Exercise instructions: Scan the lines below for the word "false". Copy each line you find it in.

Entries from a dataset of interfaces
┄┄┄┄┄┄┄┄┄┄

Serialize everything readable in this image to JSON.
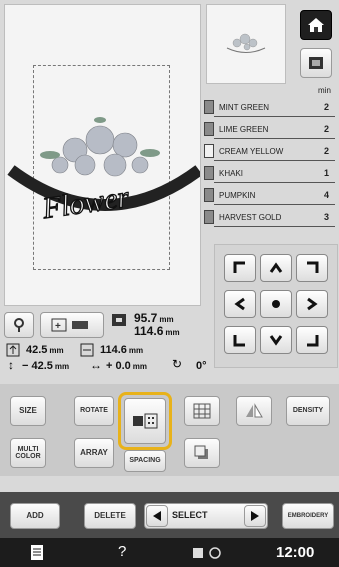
{
  "preview": {
    "design_text": "Flower"
  },
  "thread_list": {
    "header": "min",
    "items": [
      {
        "name": "MINT GREEN",
        "count": "2"
      },
      {
        "name": "LIME GREEN",
        "count": "2"
      },
      {
        "name": "CREAM YELLOW",
        "count": "2"
      },
      {
        "name": "KHAKI",
        "count": "1"
      },
      {
        "name": "PUMPKIN",
        "count": "4"
      },
      {
        "name": "HARVEST GOLD",
        "count": "3"
      }
    ]
  },
  "info": {
    "size_w": "95.7",
    "size_h": "114.6",
    "unit": "mm",
    "x_value": "42.5",
    "width_value": "114.6",
    "offset_y": "− 42.5",
    "offset_x": "+ 0.0",
    "rotation": "0°"
  },
  "buttons": {
    "size": "SIZE",
    "rotate": "ROTATE",
    "density": "DENSITY",
    "multi_color_1": "MULTI",
    "multi_color_2": "COLOR",
    "array": "ARRAY",
    "spacing": "SPACING",
    "add": "ADD",
    "delete": "DELETE",
    "select": "SELECT",
    "embroidery": "EMBROIDERY"
  },
  "status": {
    "help": "?",
    "time": "12:00"
  },
  "colors": {
    "highlight": "#e8b21a",
    "status_bg": "#1c1c1c"
  }
}
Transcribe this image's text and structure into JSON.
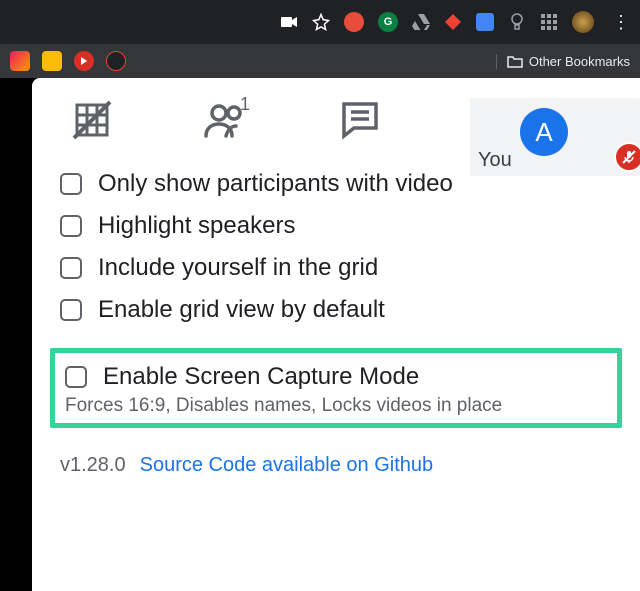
{
  "browser": {
    "bookmarks_label": "Other Bookmarks"
  },
  "you": {
    "label": "You",
    "avatar_letter": "A"
  },
  "people_badge": "1",
  "options": [
    {
      "label": "Only show participants with video"
    },
    {
      "label": "Highlight speakers"
    },
    {
      "label": "Include yourself in the grid"
    },
    {
      "label": "Enable grid view by default"
    }
  ],
  "highlight": {
    "label": "Enable Screen Capture Mode",
    "sub": "Forces 16:9, Disables names, Locks videos in place"
  },
  "footer": {
    "version": "v1.28.0",
    "source": "Source Code available on Github"
  }
}
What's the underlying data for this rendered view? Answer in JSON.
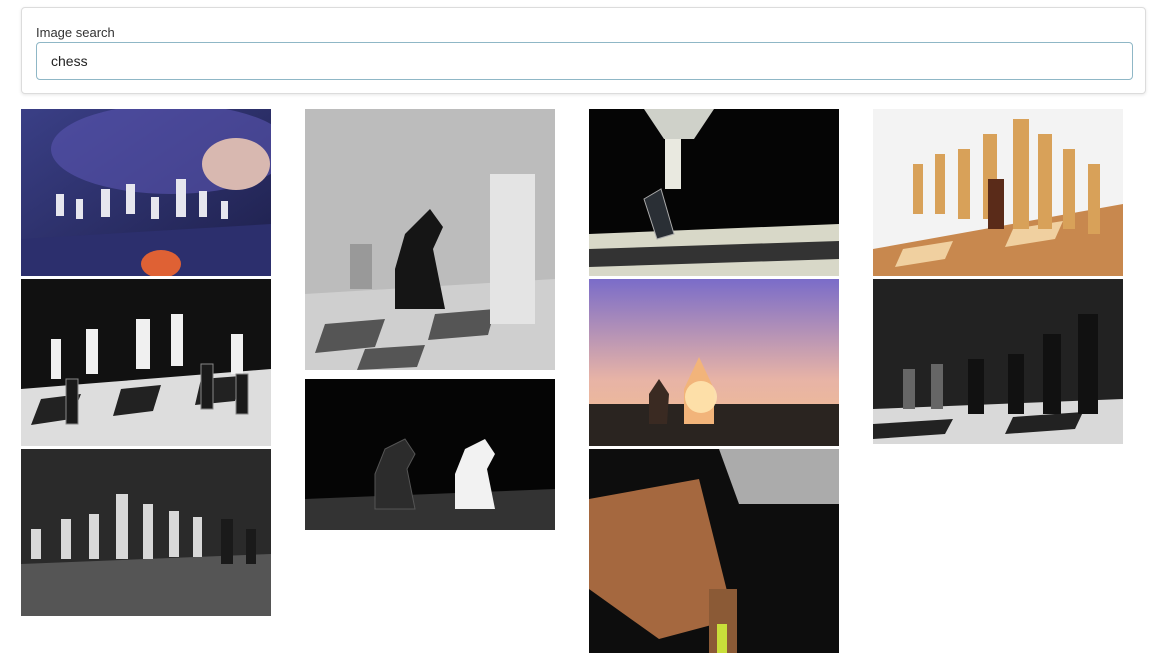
{
  "search": {
    "label": "Image search",
    "value": "chess"
  },
  "results": {
    "images": [
      {
        "subject": "hand-moving-chess-piece-blue-light"
      },
      {
        "subject": "black-and-white-chess-board-pieces"
      },
      {
        "subject": "gray-chess-pieces-blurred"
      },
      {
        "subject": "grayscale-knight-and-pawn"
      },
      {
        "subject": "black-and-white-knights-facing"
      },
      {
        "subject": "queen-dropping-on-king"
      },
      {
        "subject": "sunset-silhouette-chess-pieces"
      },
      {
        "subject": "hand-holding-yellow-piece"
      },
      {
        "subject": "wooden-chess-set"
      },
      {
        "subject": "dark-chess-pieces-board"
      }
    ]
  }
}
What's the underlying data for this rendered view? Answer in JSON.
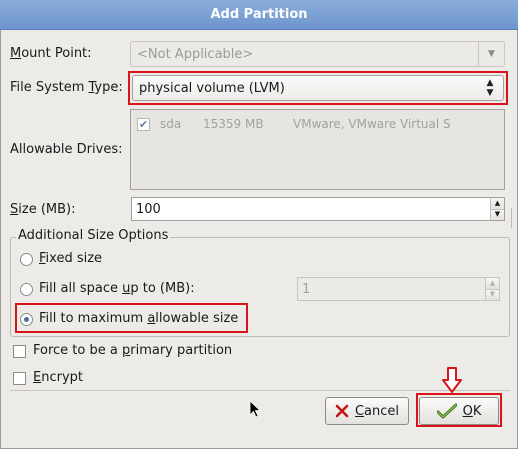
{
  "window": {
    "title": "Add Partition"
  },
  "mount_point": {
    "label_pre": "",
    "label_key": "M",
    "label_post": "ount Point:",
    "value": "<Not Applicable>",
    "enabled": false
  },
  "fs_type": {
    "label_pre": "File System ",
    "label_key": "T",
    "label_post": "ype:",
    "value": "physical volume (LVM)"
  },
  "drives": {
    "label": "Allowable Drives:",
    "rows": [
      {
        "checked": true,
        "name": "sda",
        "size": "15359 MB",
        "model": "VMware, VMware Virtual S"
      }
    ]
  },
  "size": {
    "label_pre": "",
    "label_key": "S",
    "label_post": "ize (MB):",
    "value": "100"
  },
  "size_options": {
    "title": "Additional Size Options",
    "fixed": {
      "pre": "",
      "key": "F",
      "post": "ixed size",
      "selected": false
    },
    "fill_upto": {
      "pre": "Fill all space ",
      "key": "u",
      "post": "p to (MB):",
      "selected": false,
      "value": "1"
    },
    "fill_max": {
      "pre": "Fill to maximum ",
      "key": "a",
      "post": "llowable size",
      "selected": true
    }
  },
  "primary": {
    "pre": "Force to be a ",
    "key": "p",
    "post": "rimary partition",
    "checked": false
  },
  "encrypt": {
    "pre": "",
    "key": "E",
    "post": "ncrypt",
    "checked": false
  },
  "buttons": {
    "cancel": {
      "pre": "",
      "key": "C",
      "post": "ancel"
    },
    "ok": {
      "pre": "",
      "key": "O",
      "post": "K"
    }
  },
  "colors": {
    "highlight": "#d9141c",
    "title_bar": "#7a9fd4"
  }
}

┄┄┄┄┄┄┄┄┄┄

Answer box:
    "enabled": false
      "selected": false
      "selected": false,
    "checked": false
    "checked": false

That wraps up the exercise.